§ Data:
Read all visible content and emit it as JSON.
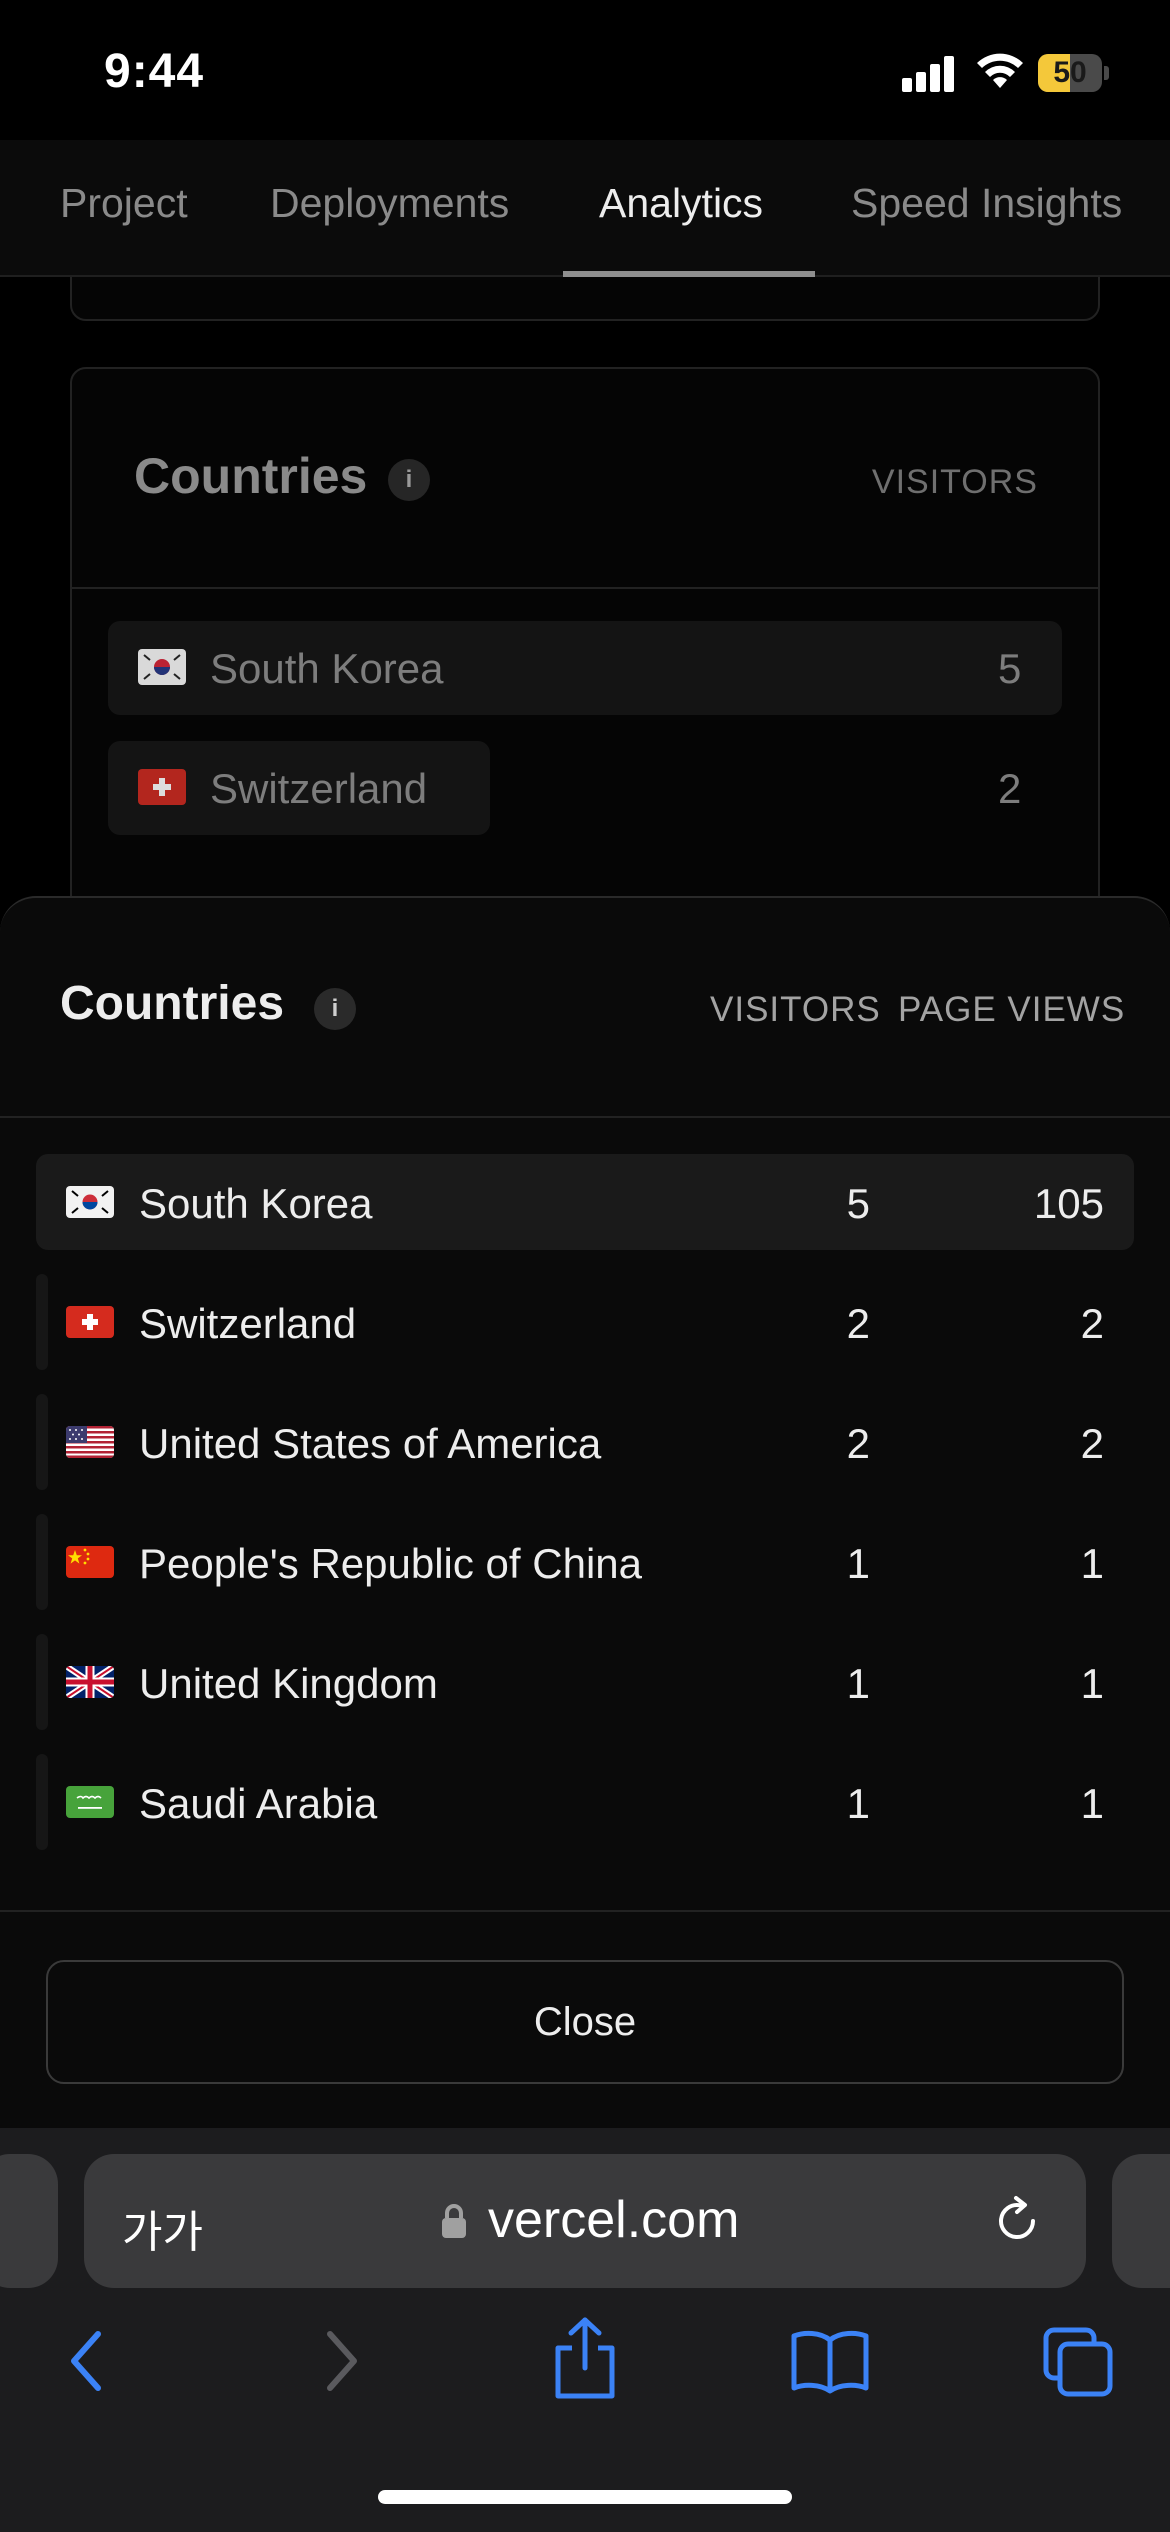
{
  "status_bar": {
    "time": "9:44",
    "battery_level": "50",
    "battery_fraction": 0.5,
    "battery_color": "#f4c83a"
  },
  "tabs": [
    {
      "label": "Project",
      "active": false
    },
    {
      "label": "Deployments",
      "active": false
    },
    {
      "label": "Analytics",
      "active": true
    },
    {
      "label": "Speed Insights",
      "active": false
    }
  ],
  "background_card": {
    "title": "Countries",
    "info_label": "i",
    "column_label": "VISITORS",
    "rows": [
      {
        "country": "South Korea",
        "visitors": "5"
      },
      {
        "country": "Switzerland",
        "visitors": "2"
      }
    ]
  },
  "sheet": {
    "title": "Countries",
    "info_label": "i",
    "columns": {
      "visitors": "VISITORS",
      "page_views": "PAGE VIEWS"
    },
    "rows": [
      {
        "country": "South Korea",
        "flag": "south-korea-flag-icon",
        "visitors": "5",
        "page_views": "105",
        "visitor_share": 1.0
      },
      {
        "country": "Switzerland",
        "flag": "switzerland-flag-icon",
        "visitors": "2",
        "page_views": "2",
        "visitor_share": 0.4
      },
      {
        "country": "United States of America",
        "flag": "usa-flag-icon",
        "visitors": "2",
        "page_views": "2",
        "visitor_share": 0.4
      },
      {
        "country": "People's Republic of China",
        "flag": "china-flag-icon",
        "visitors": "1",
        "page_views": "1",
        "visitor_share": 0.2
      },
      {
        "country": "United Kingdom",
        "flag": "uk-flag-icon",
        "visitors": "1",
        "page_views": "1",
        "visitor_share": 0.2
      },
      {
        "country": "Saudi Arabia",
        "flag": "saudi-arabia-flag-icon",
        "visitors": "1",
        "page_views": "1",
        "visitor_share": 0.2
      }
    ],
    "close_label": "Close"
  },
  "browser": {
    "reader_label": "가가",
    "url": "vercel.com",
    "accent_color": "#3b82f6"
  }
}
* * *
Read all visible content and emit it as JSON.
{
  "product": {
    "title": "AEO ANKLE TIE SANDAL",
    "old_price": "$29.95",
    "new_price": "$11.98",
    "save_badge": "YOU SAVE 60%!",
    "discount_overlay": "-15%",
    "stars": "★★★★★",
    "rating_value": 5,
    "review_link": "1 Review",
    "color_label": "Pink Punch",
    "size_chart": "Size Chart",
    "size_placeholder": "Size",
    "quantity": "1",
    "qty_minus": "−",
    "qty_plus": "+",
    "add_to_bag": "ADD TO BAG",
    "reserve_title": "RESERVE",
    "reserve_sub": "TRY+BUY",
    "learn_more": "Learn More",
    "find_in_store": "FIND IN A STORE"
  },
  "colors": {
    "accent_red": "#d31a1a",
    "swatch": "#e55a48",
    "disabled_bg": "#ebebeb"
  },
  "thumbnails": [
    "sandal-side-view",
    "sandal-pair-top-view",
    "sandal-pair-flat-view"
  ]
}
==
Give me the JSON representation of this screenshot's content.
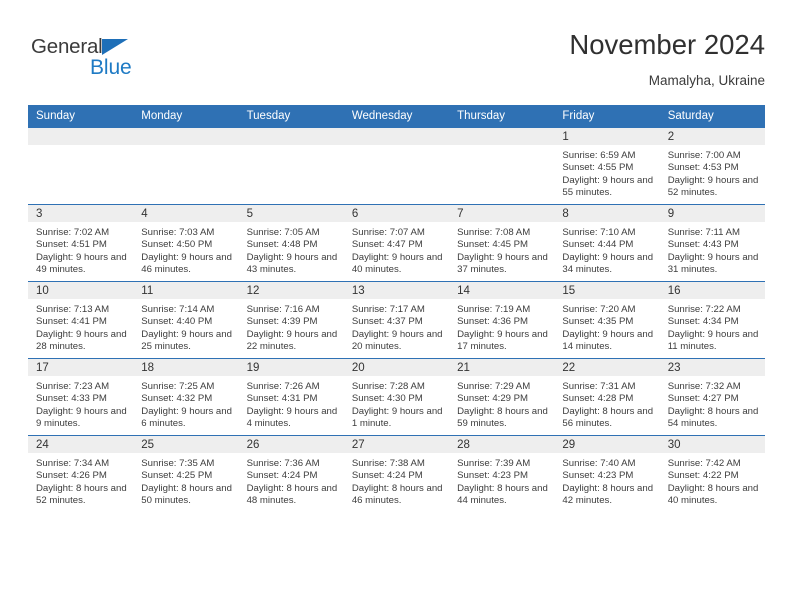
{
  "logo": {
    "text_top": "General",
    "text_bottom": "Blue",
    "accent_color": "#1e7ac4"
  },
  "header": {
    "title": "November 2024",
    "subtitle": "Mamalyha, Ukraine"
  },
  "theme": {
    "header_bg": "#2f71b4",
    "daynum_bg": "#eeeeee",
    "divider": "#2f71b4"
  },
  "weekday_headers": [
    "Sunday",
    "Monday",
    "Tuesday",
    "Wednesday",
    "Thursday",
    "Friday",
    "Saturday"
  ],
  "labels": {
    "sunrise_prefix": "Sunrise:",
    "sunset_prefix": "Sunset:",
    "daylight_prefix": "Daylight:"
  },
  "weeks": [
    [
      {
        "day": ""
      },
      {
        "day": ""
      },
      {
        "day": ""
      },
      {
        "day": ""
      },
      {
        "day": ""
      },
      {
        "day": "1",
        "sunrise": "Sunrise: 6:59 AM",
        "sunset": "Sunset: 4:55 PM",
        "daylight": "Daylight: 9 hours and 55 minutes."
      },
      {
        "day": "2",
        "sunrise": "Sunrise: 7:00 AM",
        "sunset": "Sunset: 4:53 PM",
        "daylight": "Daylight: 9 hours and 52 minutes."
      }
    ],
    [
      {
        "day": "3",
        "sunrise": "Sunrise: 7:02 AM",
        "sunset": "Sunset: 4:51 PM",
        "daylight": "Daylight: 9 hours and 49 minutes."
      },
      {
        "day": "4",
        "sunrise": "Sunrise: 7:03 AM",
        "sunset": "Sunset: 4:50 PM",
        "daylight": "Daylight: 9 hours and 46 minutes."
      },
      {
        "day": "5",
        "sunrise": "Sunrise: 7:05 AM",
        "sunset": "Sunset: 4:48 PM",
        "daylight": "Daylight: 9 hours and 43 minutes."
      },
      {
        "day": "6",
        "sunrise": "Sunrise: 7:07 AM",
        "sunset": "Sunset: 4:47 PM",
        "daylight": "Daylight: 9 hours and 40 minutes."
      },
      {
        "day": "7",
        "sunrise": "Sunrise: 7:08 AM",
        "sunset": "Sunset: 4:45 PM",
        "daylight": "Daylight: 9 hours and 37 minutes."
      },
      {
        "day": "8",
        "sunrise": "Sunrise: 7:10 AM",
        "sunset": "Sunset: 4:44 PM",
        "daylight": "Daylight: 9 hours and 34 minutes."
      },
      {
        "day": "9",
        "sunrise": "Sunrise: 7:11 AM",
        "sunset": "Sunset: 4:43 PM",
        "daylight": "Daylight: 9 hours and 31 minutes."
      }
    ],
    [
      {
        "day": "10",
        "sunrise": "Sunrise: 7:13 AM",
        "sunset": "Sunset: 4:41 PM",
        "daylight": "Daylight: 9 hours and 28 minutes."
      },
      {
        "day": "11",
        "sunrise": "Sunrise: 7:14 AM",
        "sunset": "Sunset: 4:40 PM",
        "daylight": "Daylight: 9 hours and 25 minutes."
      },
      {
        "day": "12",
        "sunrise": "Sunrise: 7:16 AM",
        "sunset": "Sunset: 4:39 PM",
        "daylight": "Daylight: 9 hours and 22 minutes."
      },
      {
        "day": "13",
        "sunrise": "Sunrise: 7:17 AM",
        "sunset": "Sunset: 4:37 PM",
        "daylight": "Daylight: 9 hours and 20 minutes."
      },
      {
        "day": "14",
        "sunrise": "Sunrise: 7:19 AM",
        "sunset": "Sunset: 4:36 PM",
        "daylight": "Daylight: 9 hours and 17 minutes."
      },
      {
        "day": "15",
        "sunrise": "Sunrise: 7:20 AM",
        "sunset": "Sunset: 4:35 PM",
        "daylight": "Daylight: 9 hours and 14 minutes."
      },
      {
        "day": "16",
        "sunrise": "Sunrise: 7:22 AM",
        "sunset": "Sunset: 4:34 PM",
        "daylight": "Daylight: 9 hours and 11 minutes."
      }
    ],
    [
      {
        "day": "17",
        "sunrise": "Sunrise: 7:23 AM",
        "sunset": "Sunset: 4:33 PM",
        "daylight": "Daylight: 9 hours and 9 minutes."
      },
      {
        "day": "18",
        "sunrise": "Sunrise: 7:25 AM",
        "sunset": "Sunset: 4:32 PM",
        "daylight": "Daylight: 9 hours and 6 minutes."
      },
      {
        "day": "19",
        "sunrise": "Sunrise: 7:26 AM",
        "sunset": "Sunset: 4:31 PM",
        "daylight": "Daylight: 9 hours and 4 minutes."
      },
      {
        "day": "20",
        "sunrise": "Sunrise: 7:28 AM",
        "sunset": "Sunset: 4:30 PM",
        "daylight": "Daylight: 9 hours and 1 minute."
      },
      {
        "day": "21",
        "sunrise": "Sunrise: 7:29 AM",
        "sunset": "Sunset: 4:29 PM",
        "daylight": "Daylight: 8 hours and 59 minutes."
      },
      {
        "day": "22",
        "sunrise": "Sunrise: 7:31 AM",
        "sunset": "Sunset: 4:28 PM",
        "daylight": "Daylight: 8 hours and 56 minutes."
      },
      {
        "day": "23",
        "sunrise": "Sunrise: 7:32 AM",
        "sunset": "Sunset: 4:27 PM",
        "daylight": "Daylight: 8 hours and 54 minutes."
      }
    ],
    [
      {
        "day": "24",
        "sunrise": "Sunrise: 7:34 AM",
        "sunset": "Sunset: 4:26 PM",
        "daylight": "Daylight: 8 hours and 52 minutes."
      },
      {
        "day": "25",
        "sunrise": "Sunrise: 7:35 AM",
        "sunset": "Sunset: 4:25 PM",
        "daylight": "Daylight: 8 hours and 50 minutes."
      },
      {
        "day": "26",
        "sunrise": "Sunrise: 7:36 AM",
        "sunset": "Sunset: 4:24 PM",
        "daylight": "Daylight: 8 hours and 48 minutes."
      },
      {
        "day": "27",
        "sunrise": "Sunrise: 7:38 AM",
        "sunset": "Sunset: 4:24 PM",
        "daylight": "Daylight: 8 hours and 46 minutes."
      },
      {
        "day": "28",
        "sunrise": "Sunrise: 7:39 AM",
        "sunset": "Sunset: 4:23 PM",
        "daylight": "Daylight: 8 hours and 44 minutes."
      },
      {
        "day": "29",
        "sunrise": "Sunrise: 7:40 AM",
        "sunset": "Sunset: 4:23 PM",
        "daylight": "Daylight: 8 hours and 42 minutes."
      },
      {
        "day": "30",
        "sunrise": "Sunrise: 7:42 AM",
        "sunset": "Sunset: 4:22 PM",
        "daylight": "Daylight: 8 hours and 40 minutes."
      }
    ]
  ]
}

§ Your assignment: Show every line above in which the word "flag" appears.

§ Answer to this task:
        "flag": "south-korea-flag-icon",
        "flag": "switzerland-flag-icon",
        "flag": "usa-flag-icon",
        "flag": "china-flag-icon",
        "flag": "uk-flag-icon",
        "flag": "saudi-arabia-flag-icon",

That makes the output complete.